Amplified Earmuffs Impact on Speech Intelligibility in Industrial Noise for Listeners With Hearing Loss Research Article
Research Article  |   June 01, 2005
Amplified Earmuffs
 
Author Affiliations & Notes
  • Thomas G. Dolan
    Department of Speech and Hearing Sciences, Portland State University, P.O. Box 751, Portland, OR 97207
  • Dennis O’Loughlin
    Department of Speech and Hearing Sciences, Portland State University, P.O. Box 751, Portland, OR 97207
  • Corresponding author: e-mail: dolant@pdx.edu
Article Information
Speech, Voice & Prosodic Disorders / Hearing & Speech Perception / Acoustics / Hearing Disorders / Research and Technology / Research Articles
Research Article   |   June 01, 2005
Amplified Earmuffs
American Journal of Audiology, June 2005, Vol. 14, 80-85. doi:10.1044/1059-0889(2005/007)
History: Received January 19, 2004 , Accepted January 14, 2005
 
American Journal of Audiology, June 2005, Vol. 14, 80-85. doi:10.1044/1059-0889(2005/007)
History: Received January 19, 2004; Accepted January 14, 2005

Purpose: To determine how amplified earmuffs affect the intelligibility of speech in noise for people with hearing loss, and to determine how various brands of amplified earmuffs compare in terms of speech intelligibility and electroacoustic response.

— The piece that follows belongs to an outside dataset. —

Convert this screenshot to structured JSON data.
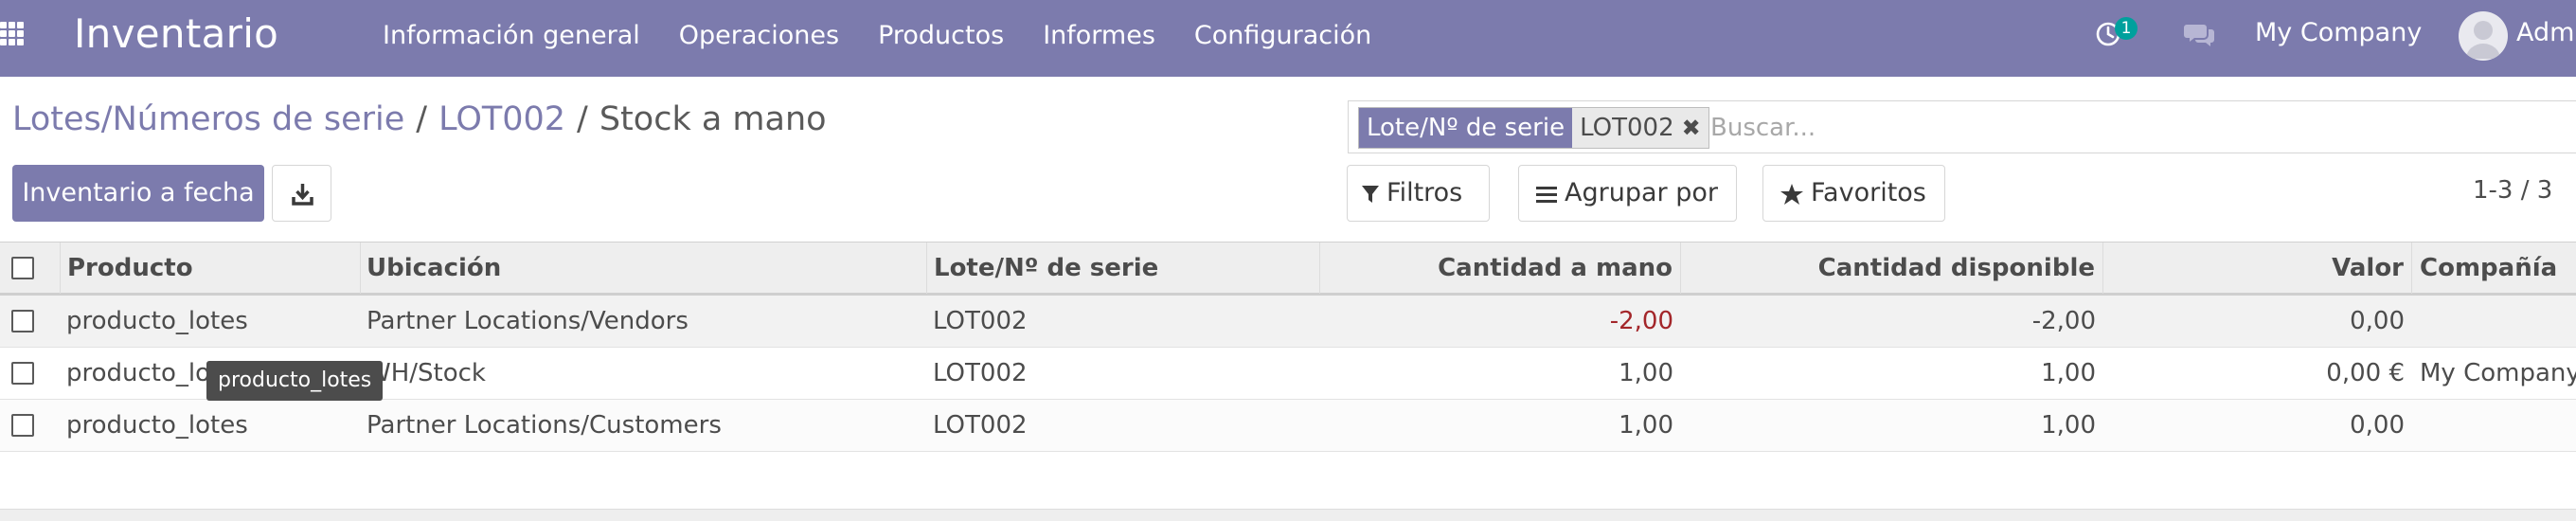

Method: The Hearing in Noise Test (HINT) was used to measure the intelligibility of speech for 10 participants with hearing loss when they listened in a background of recorded industrial noise at 85 dBA. Participants listened with 3 different sets of amplified earmuffs (Peltor Tactical 7-S, Elvex COM 55, and Bilsom 707 Impact II), with a set of passive earmuffs (E-A-R Ultra 9000), and with ears unoccluded. Two measurements of sentence threshold were obtained under each of the 5 listening conditions. Gain was measured electroacoustically across a range of input levels and frequencies for each amplified earmuff.

Results: Electroacoustic measurements indicated that each electronic earmuff amplified at low input levels and attenuated at high input levels. However, gain characteristics varied greatly across devices. HINT sentence thresholds were not significantly different across the 5 listening conditions or across the 2 trials.

Conclusion: Results suggest that each type of earmuff can be used to reduce the noise exposure of people with hearing loss without compromising their ability to understand speech.

Acknowledgments
We wish to thank Elliott Berger for his insightful suggestions on the design of this study and for his editorial comments. We are also grateful to Patty Sedivy for her assistance in conducting the electroacoustical measurements, and to Doug Martin and Alison Gilbert for their helpful comments.
Order a Subscription
Pay Per View
Entire American Journal of Audiology content & archive
24-hour access
This Article
24-hour access